--- Exercise aim ---
Your copy must hold every line of the records word for word. It must hold no pictures.

--- Source material ---

_ _ _ _ _ _ _

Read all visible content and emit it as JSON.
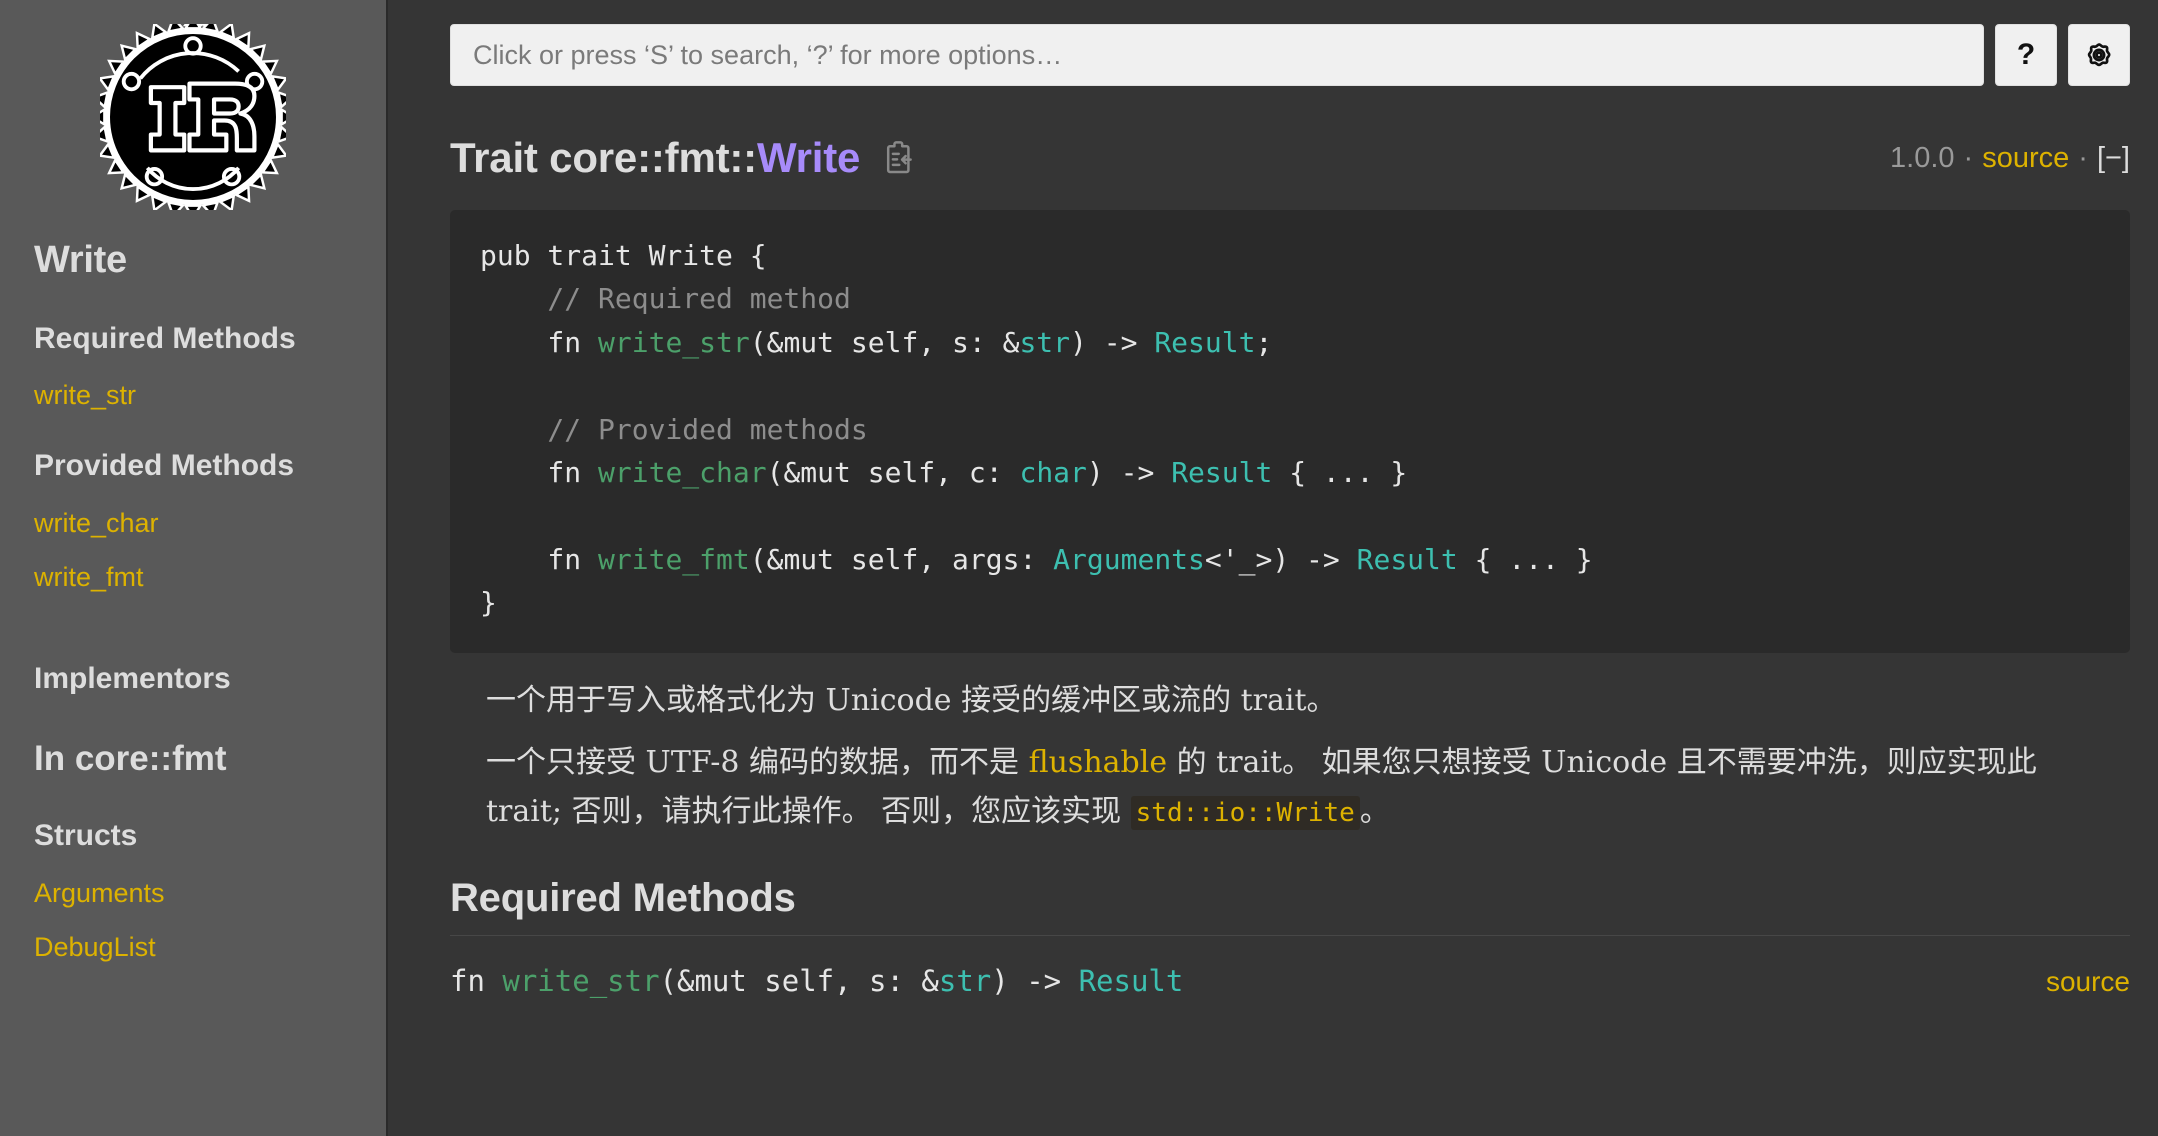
{
  "theme": {
    "sidebar_bg": "#595959",
    "content_bg": "#353535",
    "code_bg": "#2a2a2a",
    "link_yellow": "#ddb200",
    "accent_purple": "#a78bfa",
    "type_teal": "#3dbfb0",
    "fn_green": "#4ca06a",
    "text": "#dddddd"
  },
  "sidebar": {
    "logo_name": "rust-logo",
    "title": "Write",
    "sections": [
      {
        "heading": "Required Methods",
        "links": [
          "write_str"
        ]
      },
      {
        "heading": "Provided Methods",
        "links": [
          "write_char",
          "write_fmt"
        ]
      },
      {
        "heading": "Implementors",
        "links": []
      }
    ],
    "crate_heading": "In core::fmt",
    "crate_sections": [
      {
        "heading": "Structs",
        "links": [
          "Arguments",
          "DebugList"
        ]
      }
    ]
  },
  "search": {
    "placeholder": "Click or press ‘S’ to search, ‘?’ for more options…",
    "value": "",
    "help_button_label": "?",
    "help_button_name": "question-mark-icon",
    "settings_button_name": "gear-icon"
  },
  "header": {
    "title_prefix": "Trait core::fmt::",
    "title_accent": "Write",
    "copy_icon_name": "copy-path-icon",
    "version": "1.0.0",
    "separator": "·",
    "source_label": "source",
    "collapse_toggle": "[−]"
  },
  "declaration": {
    "lines": [
      [
        {
          "t": "pub trait Write {",
          "c": "plain"
        }
      ],
      [
        {
          "t": "    // Required method",
          "c": "cmt"
        }
      ],
      [
        {
          "t": "    fn ",
          "c": "plain"
        },
        {
          "t": "write_str",
          "c": "fnm"
        },
        {
          "t": "(&mut self, s: &",
          "c": "plain"
        },
        {
          "t": "str",
          "c": "typ"
        },
        {
          "t": ") -> ",
          "c": "plain"
        },
        {
          "t": "Result",
          "c": "typ"
        },
        {
          "t": ";",
          "c": "plain"
        }
      ],
      [
        {
          "t": "",
          "c": "plain"
        }
      ],
      [
        {
          "t": "    // Provided methods",
          "c": "cmt"
        }
      ],
      [
        {
          "t": "    fn ",
          "c": "plain"
        },
        {
          "t": "write_char",
          "c": "fnm"
        },
        {
          "t": "(&mut self, c: ",
          "c": "plain"
        },
        {
          "t": "char",
          "c": "typ"
        },
        {
          "t": ") -> ",
          "c": "plain"
        },
        {
          "t": "Result",
          "c": "typ"
        },
        {
          "t": " { ... }",
          "c": "plain"
        }
      ],
      [
        {
          "t": "",
          "c": "plain"
        }
      ],
      [
        {
          "t": "    fn ",
          "c": "plain"
        },
        {
          "t": "write_fmt",
          "c": "fnm"
        },
        {
          "t": "(&mut self, args: ",
          "c": "plain"
        },
        {
          "t": "Arguments",
          "c": "typ"
        },
        {
          "t": "<'_>) -> ",
          "c": "plain"
        },
        {
          "t": "Result",
          "c": "typ"
        },
        {
          "t": " { ... }",
          "c": "plain"
        }
      ],
      [
        {
          "t": "}",
          "c": "plain"
        }
      ]
    ]
  },
  "description": {
    "paragraph1": "一个用于写入或格式化为 Unicode 接受的缓冲区或流的 trait。",
    "p2_a": "一个只接受 UTF-8 编码的数据，而不是 ",
    "p2_link": "flushable",
    "p2_b": " 的 trait。 如果您只想接受 Unicode 且不需要冲洗，则应实现此 trait; 否则，请执行此操作。 否则，您应该实现 ",
    "p2_code": "std::io::Write",
    "p2_c": "。"
  },
  "required_methods_section": {
    "heading": "Required Methods",
    "methods": [
      {
        "parts": [
          {
            "t": "fn ",
            "c": "plain"
          },
          {
            "t": "write_str",
            "c": "fnm"
          },
          {
            "t": "(&mut self, s: &",
            "c": "plain"
          },
          {
            "t": "str",
            "c": "typ"
          },
          {
            "t": ") -> ",
            "c": "plain"
          },
          {
            "t": "Result",
            "c": "typ"
          }
        ],
        "source_label": "source"
      }
    ]
  }
}
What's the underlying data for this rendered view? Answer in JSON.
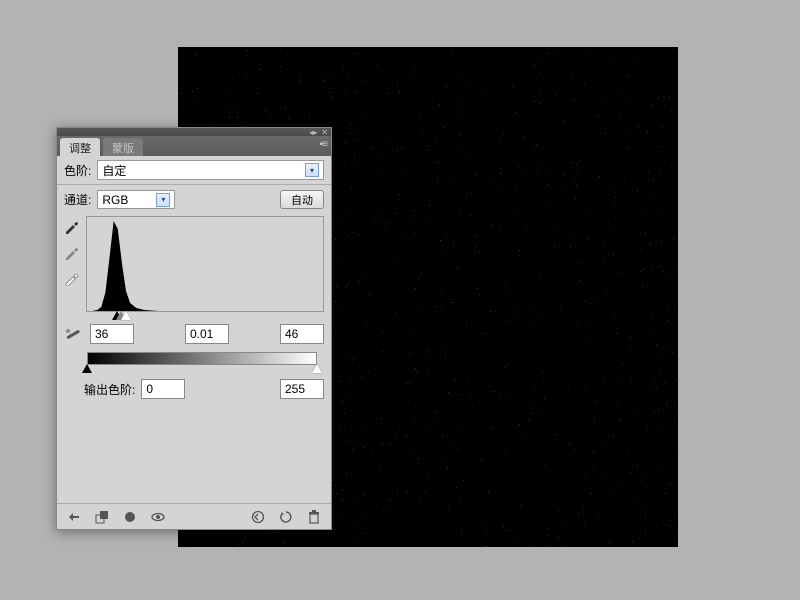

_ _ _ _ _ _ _

--- Output for this exercise ---
Read all visible content and emit it as JSON.
{
  "theme": {
    "sidebar_bg": "#595959",
    "content_bg": "#353535",
    "code_bg": "#2a2a2a",
    "link_yellow": "#ddb200",
    "accent_purple": "#a78bfa",
    "type_teal": "#3dbfb0",
    "fn_green": "#4ca06a",
    "text": "#dddddd"
  },
  "sidebar": {
    "logo_name": "rust-logo",
    "title": "Write",
    "sections": [
      {
        "heading": "Required Methods",
        "links": [
          "write_str"
        ]
      },
      {
        "heading": "Provided Methods",
        "links": [
          "write_char",
          "write_fmt"
        ]
      },
      {
        "heading": "Implementors",
        "links": []
      }
    ],
    "crate_heading": "In core::fmt",
    "crate_sections": [
      {
        "heading": "Structs",
        "links": [
          "Arguments",
          "DebugList"
        ]
      }
    ]
  },
  "search": {
    "placeholder": "Click or press ‘S’ to search, ‘?’ for more options…",
    "value": "",
    "help_button_label": "?",
    "help_button_name": "question-mark-icon",
    "settings_button_name": "gear-icon"
  },
  "header": {
    "title_prefix": "Trait core::fmt::",
    "title_accent": "Write",
    "copy_icon_name": "copy-path-icon",
    "version": "1.0.0",
    "separator": "·",
    "source_label": "source",
    "collapse_toggle": "[−]"
  },
  "declaration": {
    "lines": [
      [
        {
          "t": "pub trait Write {",
          "c": "plain"
        }
      ],
      [
        {
          "t": "    // Required method",
          "c": "cmt"
        }
      ],
      [
        {
          "t": "    fn ",
          "c": "plain"
        },
        {
          "t": "write_str",
          "c": "fnm"
        },
        {
          "t": "(&mut self, s: &",
          "c": "plain"
        },
        {
          "t": "str",
          "c": "typ"
        },
        {
          "t": ") -> ",
          "c": "plain"
        },
        {
          "t": "Result",
          "c": "typ"
        },
        {
          "t": ";",
          "c": "plain"
        }
      ],
      [
        {
          "t": "",
          "c": "plain"
        }
      ],
      [
        {
          "t": "    // Provided methods",
          "c": "cmt"
        }
      ],
      [
        {
          "t": "    fn ",
          "c": "plain"
        },
        {
          "t": "write_char",
          "c": "fnm"
        },
        {
          "t": "(&mut self, c: ",
          "c": "plain"
        },
        {
          "t": "char",
          "c": "typ"
        },
        {
          "t": ") -> ",
          "c": "plain"
        },
        {
          "t": "Result",
          "c": "typ"
        },
        {
          "t": " { ... }",
          "c": "plain"
        }
      ],
      [
        {
          "t": "",
          "c": "plain"
        }
      ],
      [
        {
          "t": "    fn ",
          "c": "plain"
        },
        {
          "t": "write_fmt",
          "c": "fnm"
        },
        {
          "t": "(&mut self, args: ",
          "c": "plain"
        },
        {
          "t": "Arguments",
          "c": "typ"
        },
        {
          "t": "<'_>) -> ",
          "c": "plain"
        },
        {
          "t": "Result",
          "c": "typ"
        },
        {
          "t": " { ... }",
          "c": "plain"
        }
      ],
      [
        {
          "t": "}",
          "c": "plain"
        }
      ]
    ]
  },
  "description": {
    "paragraph1": "一个用于写入或格式化为 Unicode 接受的缓冲区或流的 trait。",
    "p2_a": "一个只接受 UTF-8 编码的数据，而不是 ",
    "p2_link": "flushable",
    "p2_b": " 的 trait。 如果您只想接受 Unicode 且不需要冲洗，则应实现此 trait; 否则，请执行此操作。 否则，您应该实现 ",
    "p2_code": "std::io::Write",
    "p2_c": "。"
  },
  "required_methods_section": {
    "heading": "Required Methods",
    "methods": [
      {
        "parts": [
          {
            "t": "fn ",
            "c": "plain"
          },
          {
            "t": "write_str",
            "c": "fnm"
          },
          {
            "t": "(&mut self, s: &",
            "c": "plain"
          },
          {
            "t": "str",
            "c": "typ"
          },
          {
            "t": ") -> ",
            "c": "plain"
          },
          {
            "t": "Result",
            "c": "typ"
          }
        ],
        "source_label": "source"
      }
    ]
  }
}
What's the underlying data for this rendered view? Answer in JSON.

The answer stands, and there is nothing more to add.